While the rest of the passengers were having lunch, we went for a short walk along the seashore. We were looking forward to treading that sandy beach and leaving the sea water to cover our hair with salt. Somebody had told us that Máncora was the destination chosen by some national presidents to spend their holidays. It is well organized and planned, restaurants offer the best products fished in the area, and handicrafts showed works on shell and mother-of-pearl. A whole system prepared to make visitors get some rest and enjoy the sun, the wind, the beach and the food. However, behind the hotels, at the back of each restaurant, we found another Máncora, another reality not that far from the one we have seen on the outskirts of Lima: the houses of those men and women that sell junk and cheap goods for a dollar, of those children offering their services, of those women cooking at restaurants. Homes with walls made of reed in the middle of the dunes, with clothes hanging in a rope, swaying with the wind...

As we came nearer the border with Ecuador, the road abruptly changed marine sceneries by fields of palm trees and rice. The bright green of those rice crops made me remind of similar landscapes gazed at dawn through the moist air when I was in Seoul, coming out from the Incheon Island...The presence of big rivers in that region allowed the artificial irrigation –thanks to the channels that crossed along the fields– of wide areas, limited by rows of coconuts and framed by the violet silhouettes –still far away– of the Andean range.

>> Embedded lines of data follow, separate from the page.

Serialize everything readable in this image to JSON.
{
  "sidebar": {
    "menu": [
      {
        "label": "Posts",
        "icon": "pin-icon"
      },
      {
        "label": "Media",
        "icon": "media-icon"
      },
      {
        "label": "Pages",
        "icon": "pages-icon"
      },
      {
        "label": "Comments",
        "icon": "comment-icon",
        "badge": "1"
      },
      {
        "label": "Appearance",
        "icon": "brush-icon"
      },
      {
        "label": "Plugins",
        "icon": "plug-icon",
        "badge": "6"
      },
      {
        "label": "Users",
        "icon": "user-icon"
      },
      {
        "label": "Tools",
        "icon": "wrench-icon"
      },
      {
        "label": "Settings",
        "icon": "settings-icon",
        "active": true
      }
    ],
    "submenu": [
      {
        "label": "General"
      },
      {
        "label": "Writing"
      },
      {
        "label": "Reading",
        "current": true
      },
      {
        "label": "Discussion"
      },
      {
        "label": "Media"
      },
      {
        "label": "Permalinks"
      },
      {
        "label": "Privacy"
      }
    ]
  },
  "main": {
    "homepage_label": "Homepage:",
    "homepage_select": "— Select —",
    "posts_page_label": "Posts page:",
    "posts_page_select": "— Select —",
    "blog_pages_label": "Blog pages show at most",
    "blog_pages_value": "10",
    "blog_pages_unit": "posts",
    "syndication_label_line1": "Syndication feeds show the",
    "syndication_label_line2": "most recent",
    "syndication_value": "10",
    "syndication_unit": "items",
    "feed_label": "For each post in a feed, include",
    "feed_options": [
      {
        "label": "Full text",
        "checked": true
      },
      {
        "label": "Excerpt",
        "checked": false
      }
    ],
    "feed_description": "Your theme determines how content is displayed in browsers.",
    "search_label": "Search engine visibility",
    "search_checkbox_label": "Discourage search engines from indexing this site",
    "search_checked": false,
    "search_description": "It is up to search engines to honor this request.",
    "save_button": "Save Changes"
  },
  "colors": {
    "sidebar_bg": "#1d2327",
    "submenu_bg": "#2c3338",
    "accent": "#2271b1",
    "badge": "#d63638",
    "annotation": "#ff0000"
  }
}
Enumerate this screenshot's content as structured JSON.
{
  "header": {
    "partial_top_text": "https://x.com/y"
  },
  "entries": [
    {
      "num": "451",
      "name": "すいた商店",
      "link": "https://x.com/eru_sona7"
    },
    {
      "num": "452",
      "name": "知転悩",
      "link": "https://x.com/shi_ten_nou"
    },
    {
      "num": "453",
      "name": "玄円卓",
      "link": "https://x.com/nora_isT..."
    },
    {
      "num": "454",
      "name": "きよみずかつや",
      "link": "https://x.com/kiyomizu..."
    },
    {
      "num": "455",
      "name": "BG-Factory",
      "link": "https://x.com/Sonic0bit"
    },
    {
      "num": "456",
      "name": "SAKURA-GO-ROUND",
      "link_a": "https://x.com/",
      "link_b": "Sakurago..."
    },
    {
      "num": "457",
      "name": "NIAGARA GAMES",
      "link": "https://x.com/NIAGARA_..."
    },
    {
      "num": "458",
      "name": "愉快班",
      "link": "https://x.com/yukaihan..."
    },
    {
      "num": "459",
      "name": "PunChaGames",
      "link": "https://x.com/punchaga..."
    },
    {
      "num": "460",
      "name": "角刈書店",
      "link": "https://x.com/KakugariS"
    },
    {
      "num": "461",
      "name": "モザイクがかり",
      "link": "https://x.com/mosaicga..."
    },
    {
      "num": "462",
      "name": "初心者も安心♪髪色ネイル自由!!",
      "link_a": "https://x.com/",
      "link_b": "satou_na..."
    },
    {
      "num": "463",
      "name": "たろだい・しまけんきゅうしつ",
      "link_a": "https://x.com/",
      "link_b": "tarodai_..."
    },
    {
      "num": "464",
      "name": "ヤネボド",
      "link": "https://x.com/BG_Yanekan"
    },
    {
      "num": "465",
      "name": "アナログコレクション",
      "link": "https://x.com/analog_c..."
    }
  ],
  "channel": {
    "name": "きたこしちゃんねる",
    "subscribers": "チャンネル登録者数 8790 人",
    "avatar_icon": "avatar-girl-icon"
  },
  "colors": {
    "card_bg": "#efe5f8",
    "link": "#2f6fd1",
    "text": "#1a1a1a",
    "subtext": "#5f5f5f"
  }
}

Obviously the scenery was completely different... It started betaking the extensive tropical crops that we would encounter in the south of Ecuador (and that we were not able to see during our outward journey as we would be crossing it at night). Immediately, it was clear to us that the enormous number of landscapes, views, visions, colors, and environments that our continent exhibited would never stop astonishing us with a new surprise. And in a way –or perhaps in more than one– we felt fortunate in having the opportunity –in spite of considerable inconvenience and the many days and nights on a bus– to be able to appreciate those changes, those green and brown gamut, those sandy lands, those tropical trees, that coast, those mountains...

It is said that one loves what s/he knows. We were falling in love with those lands, no matter the scars and the open wounds that still remained on them, and were perfectly recognized on each of their sides. If I have learnt something from love, is that when you love, you have to love everything, not only the part that you like the best. Perhaps this is one of the most terrible mistakes made by many Latin Americans...

The border crossing between Aguas Verdes (Peru) and the Ecuadorian side was chaotic. Limits are not clearly defined: you have to stop in two or three different places in order to get the exit and entrance stamps on your passport and go through customs and passport control a couple of times. Problems may arise if you decide to cross the border on your own (we did it with other passengers following our bus drivers indications). In that case you take the risk of being cheated by some folks that offer you their transport services guiding and helping you through that maze of offices too far one from the other. Those men ask for a price at the beginning, but once they have done their part of the deal, they usually want to be paid 800% more, and get the money with menaces and with the collaboration of someone else. We were told of travel companions that lost 100 dollars at a time thanks to trickery. Hence, we did not listen to that "sirens call" that would have had bad results for us and stepped on the bus when the sun began to fall.

The following day met us in Quito. However this will be a part of tomorrow's post.